University Hospitals Bristol – Above and Beyond Combined Menopause and Oncology Clinic

Royal United Hospitals Bath – Macmillan Combined Specialist Menopause and Oncology Clinic

More general information for both patients and health care professionals 

 

Definitions

  What is the menopause? The menopause means your periods have stopped and is a retrospective diagnosis when you have not had a period for one year (as long as ... [continue] Definitions

Symptoms

  We have oestrogen receptors all over our bodies, including our bones, brains, heart, skin, bladder and vagina. There are many possible symptoms related to the menopause, some more commonly ... [continue] Symptoms

Genitourinary syndrome of the menopause

This is the new name for the vaginal, vulval and urinary symptoms that many women suffer from. They can be the first symptom of the perimenopause or not develop until ... [continue] Genitourinary syndrome of the menopause

HRT information

  What type of HRT can I have? If you have had your uterus (womb) removed you only need oestrogen HRT. If you still have your uterus you need both ... [continue] HRT information

Prescribing information for testosterone

Most doctors do not have any experience of prescribing testosterone for women but there is now more discussion about this. The NICE guidelines (NG23) do indicate that some women may ... [continue] Prescribing information for testosterone

Hormonal Blood Tests

Most women do not need hormonal blood tests to diagnose the menopause. If you are aged 45 or over and you have menopausal symptoms, you do not need any hormonal ... [continue] Hormonal Blood Tests

Resources for patients

  Recommended websites www.womens-health-concern.org The patient arm of the British Menopause Society, includes lots of useful factsheets. I use the one on breast cancer risk factors and the chart on understanding ... [continue] Resources for patients

Resources for Health Care Professionals

The British Menopause Society: thebms.org.uk Women’s Health Concern: women-health-concern.org Primary Care Women’s Health Forum: pcwhf.co.uk Somerset Prescribing Formulary: formulary.somersetccg.nhs.uk  

Myths about the menopause

Here are some of the myths about the menopause and HRT. Many of the perceived contraindications to HRT are based on the flawed Women’s Health Initiative study published in 2002 ... [continue] Myths about the menopause

Patients with a history of breast cancer or another hormone sensitive cancer
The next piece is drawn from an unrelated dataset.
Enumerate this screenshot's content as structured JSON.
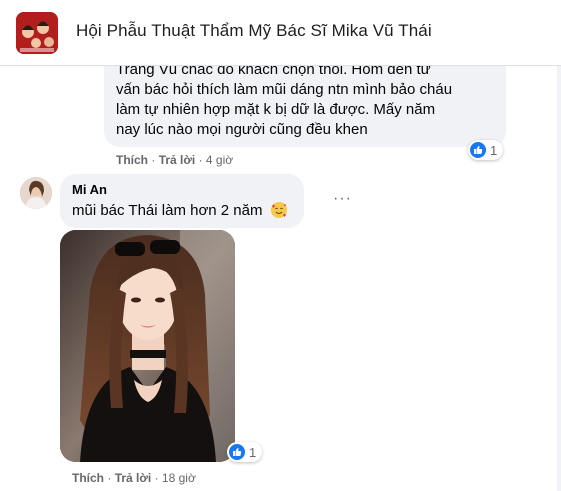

Cancers that are hormone-sensitive include most types of breast cancer, endometrial cancer and some types of ovarian cancer. There are other cancers that can be hormone sensitive too eg some ... [continue] Patients with a history of breast cancer or another hormone sensitive cancer

Unscheduled bleeding on HRT

It is not unusual to have some unexpected (unscheduled) bleeding in the first 3 to 6 months after starting or changing HRT, even if the last natural period was many ... [continue] Unscheduled bleeding on HRT

Symptoms of gynaecological cancer (red flags)

Here are the symptoms and signs of the 5 gynaecological cancers. It is important to be aware of these symptoms. Please discuss them with your doctor who can arrange the appropriate ... [continue] Symptoms of gynaecological cancer (red flags)

Contraception in the perimenopause and menopause

If not on HRT or hormonal contraception, the rules are: If under the age of 50, can stop contraception 2 years after the last period. If over the age of ... [continue] Contraception in the perimenopause and menopause

Alternatives to HRT

Not all women need or want to take HRT. Most of the symptoms do settle eventually but it is very variable how long they last. The average is about 7 ... [continue] Alternatives to HRT

The importance of lifestyle

Lifestyle improvements can play an important part in helping you cope with perimenopausal and menopausal symptoms. They can also improve your long-term physical and mental health. HEALTHY EATING AND OBESITY ... [continue] The importance of lifestyle

Date published: 3rd February, 2022
Date last updated: 12th May, 2024